In the interview, taped Saturday in Chicago and broadcast Sunday on NBC's Meet the Press, Obama said he expected the economy to get worse before it got better; that his task in fixing it will be easier than what President Roosevelt faced in the 1930s; and that despite their own strategic mistakes, he believes that U.S. auto manufacturers are the "backbone of American manufacturing" and deserve government help to survive their current problems.
Obama's facility with the facts and his quick and elaborate analyses of the world he will confront as president seems a striking departure from what we have come to expect during President Bush's tenure. The Obama presidency, it was easy to imagine watching the interview, could become a series of wonky seminars on domestic and foreign policy, with Obama as the chief facilitator.
He was unequivocal about Osama bin Laden: "...we've got to get bin Laden, and we've got to get al-Qaeda."
He was circumspect about taxes: "My economic team right now is examining, do we repeal that through legislation? Do we let it lapse, so that when the Bush tax cuts expire they're not renewed when it comes to the wealthiest Americans? And we don't yet know what the best approach is going to be..."
He was "heartbroken" about the issues confronting veterans: "When I reflect on the sacrifices that have been made by our veterans and I think about how so many veterans around the country are struggling, even more than those who have not served—higher unemployment rates, higher homeless rates, higher substance abuse rates, medical care that is inadequate—it breaks my heart."
He was nuanced, but expansive, in his discussions about how to deal with Iran: "I think we need to ratchet up tough but direct diplomacy with Iran, making very clear to them that their development of nuclear weapons would be unacceptable, that their funding of terrorist organizations like Hamas and Hezbollah, their threats against Israel are contrary to everything that we believe in and what the international community should accept, and present a set of carrots and sticks in, in changing their calculus about how they want to operate."
On Saturday, on the heels of the announcement of dramatic job losses and their impact on the economy, Obama used his weekly radio address to promote a jobs recovery program he hopes Congress will act on shortly after his inauguration. He told Meet the Press moderator Tom Brokaw that what he has proposed will be the "largest infrastructure program—in roads and bridges and, and other traditional infrastructure—since the building of the federal highway system in the 1950s."
For all the wrestling with thorny domestic and foreign policy issues, Obama also signals that he hopes to change the White House, Washington and the country in other ways. Toward the end of the interview, Obama said he and his wife, Michelle, hoped to use their influence to bring more attention to art, music and the exploration of science than exists today. Any serious attention to the arts will likely conjur up more Camelot-esque comparisons to the Kennedys. (Speaking of the Kennedys, Obama declined to weigh in on the weekend's juiciest bit of news, that Caroline Kennedy may be interested in the Senate seat being vacated by Hillary Clinton.)

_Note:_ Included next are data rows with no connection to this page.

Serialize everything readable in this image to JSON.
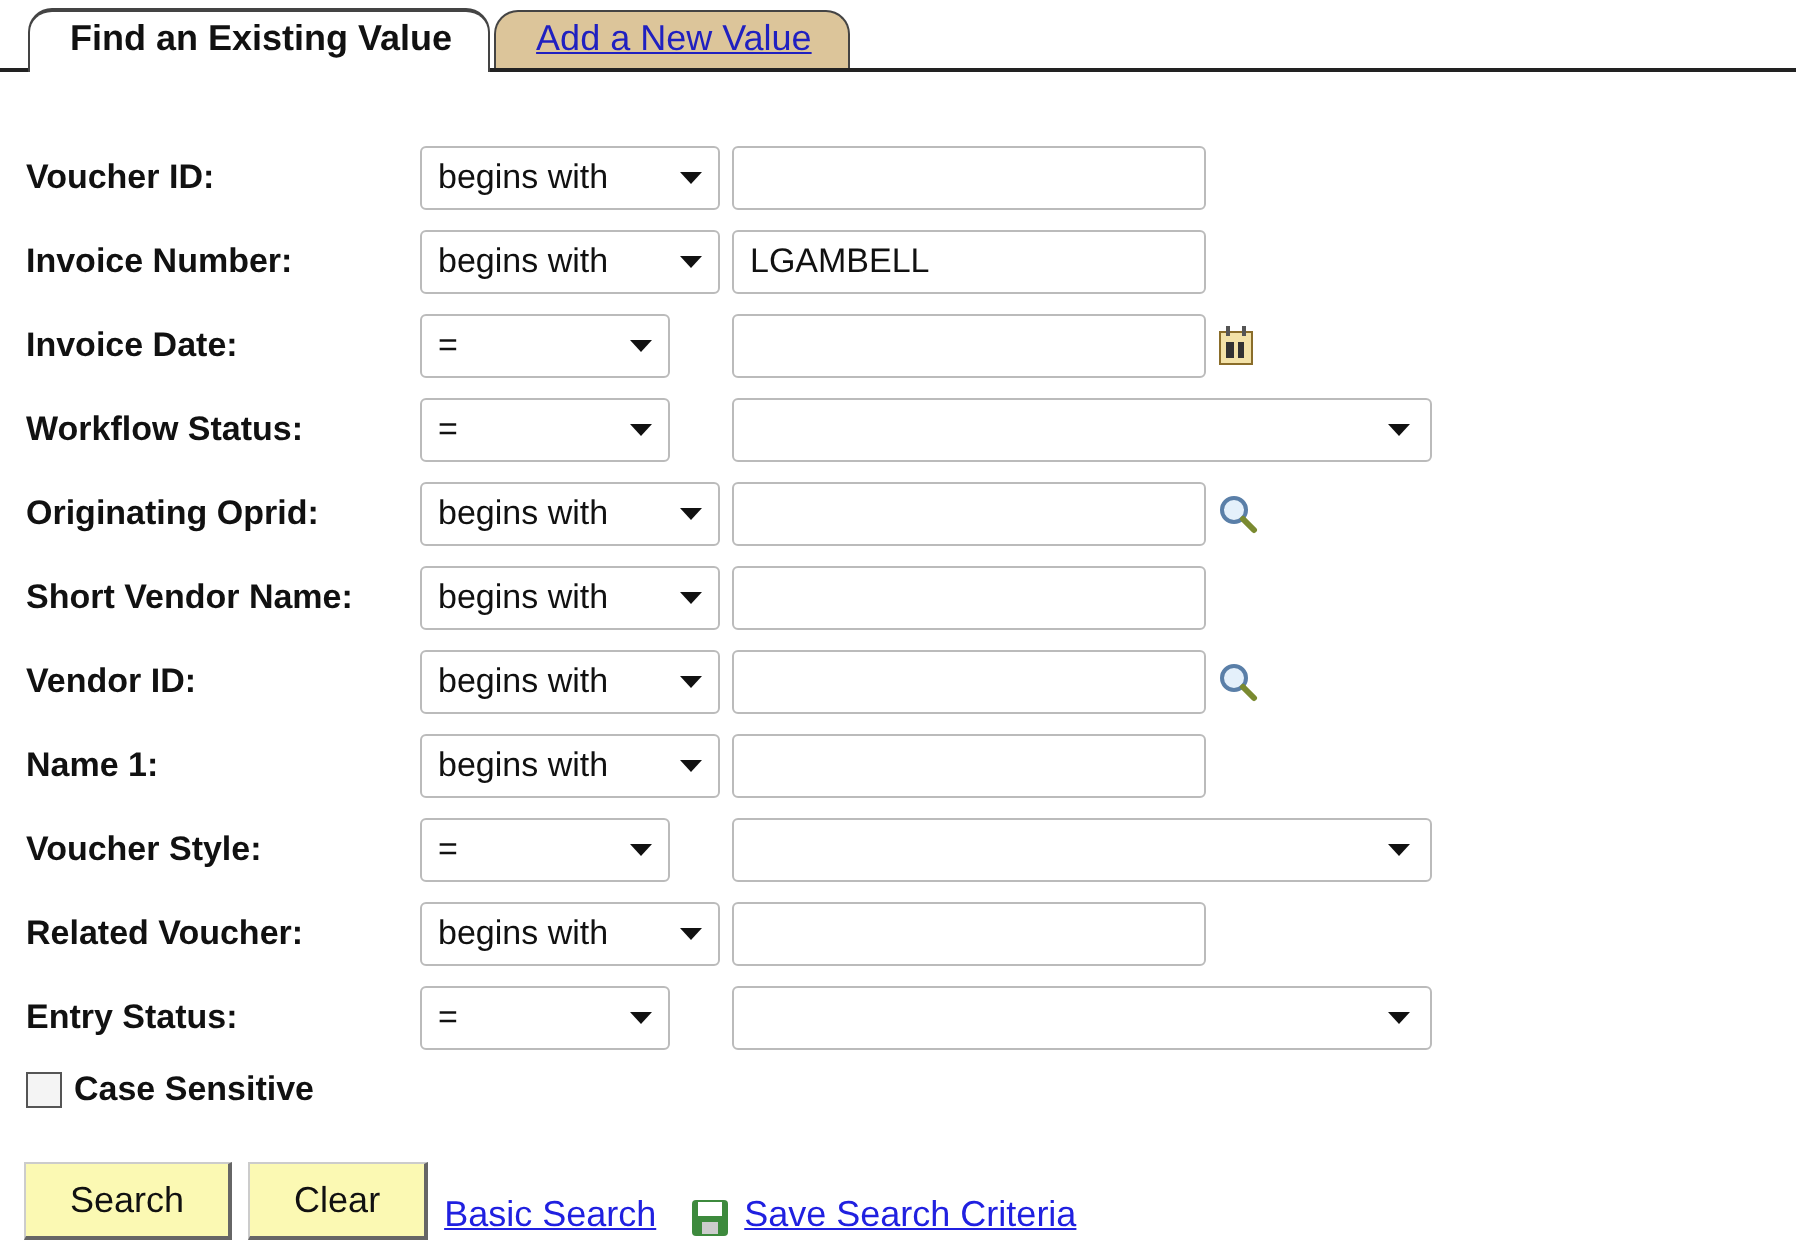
{
  "tabs": [
    {
      "label": "Find an Existing Value",
      "selected": true
    },
    {
      "label": "Add a New Value",
      "selected": false
    }
  ],
  "fields": [
    {
      "label": "Voucher ID:",
      "operator": "begins with",
      "kind": "text"
    },
    {
      "label": "Invoice Number:",
      "operator": "begins with",
      "kind": "text",
      "value": "LGAMBELL"
    },
    {
      "label": "Invoice Date:",
      "operator": "=",
      "kind": "text",
      "calendar": true
    },
    {
      "label": "Workflow Status:",
      "operator": "=",
      "kind": "select"
    },
    {
      "label": "Originating Oprid:",
      "operator": "begins with",
      "kind": "text",
      "lookup": true
    },
    {
      "label": "Short Vendor Name:",
      "operator": "begins with",
      "kind": "text"
    },
    {
      "label": "Vendor ID:",
      "operator": "begins with",
      "kind": "text",
      "lookup": true
    },
    {
      "label": "Name 1:",
      "operator": "begins with",
      "kind": "text"
    },
    {
      "label": "Voucher Style:",
      "operator": "=",
      "kind": "select"
    },
    {
      "label": "Related Voucher:",
      "operator": "begins with",
      "kind": "text"
    },
    {
      "label": "Entry Status:",
      "operator": "=",
      "kind": "select"
    }
  ],
  "case_sensitive": {
    "label": "Case Sensitive",
    "checked": false
  },
  "buttons": [
    "Search",
    "Clear"
  ],
  "links": [
    {
      "label": "Basic Search",
      "kind": "plain"
    },
    {
      "label": "Save Search Criteria",
      "kind": "save"
    }
  ]
}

During the wide-ranging discussion, Obama showed just one flicker of weakness. Prodded by Brokaw to address the status of his smoking habit, Obama admitted that he had on occasion "fallen off the wagon." Most Americans will likely cut the guy a break. Fighting through the longest presidential campaign in history to become the country's first African-American president as the nation descends into economic freefall could send just about anyone out back for a smoke. But Obama assured Brokaw that he will not violate the White House smoking ban. "What I would say is, is that I have done a terrific job under the circumstances of making myself much healthier, and I think that you will not see any violations of these rules in the White House." Of all the ethical and political lapses that have occurred in the White House in the past 16 years, a puff would hardly rank in the top 10. But here's hoping there's enough Nicorette around the place to keep him honest.
Terence Samuel is deputy editor at The Root.